Collected data entries:
↓↓↓
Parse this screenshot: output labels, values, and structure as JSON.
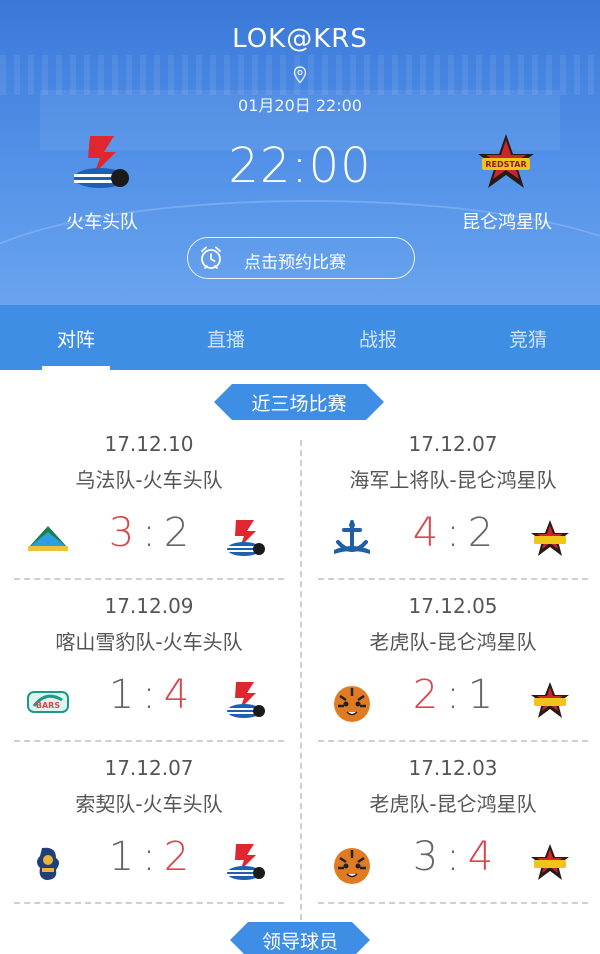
{
  "header": {
    "title": "LOK@KRS",
    "datetime": "01月20日 22:00",
    "time": "22:00",
    "home_team": "火车头队",
    "away_team": "昆仑鸿星队",
    "reserve_label": "点击预约比赛"
  },
  "tabs": [
    "对阵",
    "直播",
    "战报",
    "竞猜"
  ],
  "section_recent": "近三场比赛",
  "section_leaders": "领导球员",
  "left_matches": [
    {
      "date": "17.12.10",
      "teams": "乌法队-火车头队",
      "s1": "3",
      "s2": "2",
      "win": "left",
      "logo_l": "salavat-icon",
      "logo_r": "lokomotiv-icon"
    },
    {
      "date": "17.12.09",
      "teams": "喀山雪豹队-火车头队",
      "s1": "1",
      "s2": "4",
      "win": "right",
      "logo_l": "ak-bars-icon",
      "logo_r": "lokomotiv-icon"
    },
    {
      "date": "17.12.07",
      "teams": "索契队-火车头队",
      "s1": "1",
      "s2": "2",
      "win": "right",
      "logo_l": "sochi-icon",
      "logo_r": "lokomotiv-icon"
    }
  ],
  "right_matches": [
    {
      "date": "17.12.07",
      "teams": "海军上将队-昆仑鸿星队",
      "s1": "4",
      "s2": "2",
      "win": "left",
      "logo_l": "admiral-icon",
      "logo_r": "red-star-icon"
    },
    {
      "date": "17.12.05",
      "teams": "老虎队-昆仑鸿星队",
      "s1": "2",
      "s2": "1",
      "win": "left",
      "logo_l": "tiger-icon",
      "logo_r": "red-star-icon"
    },
    {
      "date": "17.12.03",
      "teams": "老虎队-昆仑鸿星队",
      "s1": "3",
      "s2": "4",
      "win": "right",
      "logo_l": "tiger-icon",
      "logo_r": "red-star-icon"
    }
  ],
  "colors": {
    "accent": "#3f8ee6",
    "win": "#d9474e"
  }
}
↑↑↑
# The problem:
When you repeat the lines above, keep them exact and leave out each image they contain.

# Answer section:
Parse this screenshot: output labels, values, and structure as JSON.
{
  "header": {
    "title": "LOK@KRS",
    "datetime": "01月20日 22:00",
    "time": "22:00",
    "home_team": "火车头队",
    "away_team": "昆仑鸿星队",
    "reserve_label": "点击预约比赛"
  },
  "tabs": [
    "对阵",
    "直播",
    "战报",
    "竞猜"
  ],
  "section_recent": "近三场比赛",
  "section_leaders": "领导球员",
  "left_matches": [
    {
      "date": "17.12.10",
      "teams": "乌法队-火车头队",
      "s1": "3",
      "s2": "2",
      "win": "left",
      "logo_l": "salavat-icon",
      "logo_r": "lokomotiv-icon"
    },
    {
      "date": "17.12.09",
      "teams": "喀山雪豹队-火车头队",
      "s1": "1",
      "s2": "4",
      "win": "right",
      "logo_l": "ak-bars-icon",
      "logo_r": "lokomotiv-icon"
    },
    {
      "date": "17.12.07",
      "teams": "索契队-火车头队",
      "s1": "1",
      "s2": "2",
      "win": "right",
      "logo_l": "sochi-icon",
      "logo_r": "lokomotiv-icon"
    }
  ],
  "right_matches": [
    {
      "date": "17.12.07",
      "teams": "海军上将队-昆仑鸿星队",
      "s1": "4",
      "s2": "2",
      "win": "left",
      "logo_l": "admiral-icon",
      "logo_r": "red-star-icon"
    },
    {
      "date": "17.12.05",
      "teams": "老虎队-昆仑鸿星队",
      "s1": "2",
      "s2": "1",
      "win": "left",
      "logo_l": "tiger-icon",
      "logo_r": "red-star-icon"
    },
    {
      "date": "17.12.03",
      "teams": "老虎队-昆仑鸿星队",
      "s1": "3",
      "s2": "4",
      "win": "right",
      "logo_l": "tiger-icon",
      "logo_r": "red-star-icon"
    }
  ],
  "colors": {
    "accent": "#3f8ee6",
    "win": "#d9474e"
  }
}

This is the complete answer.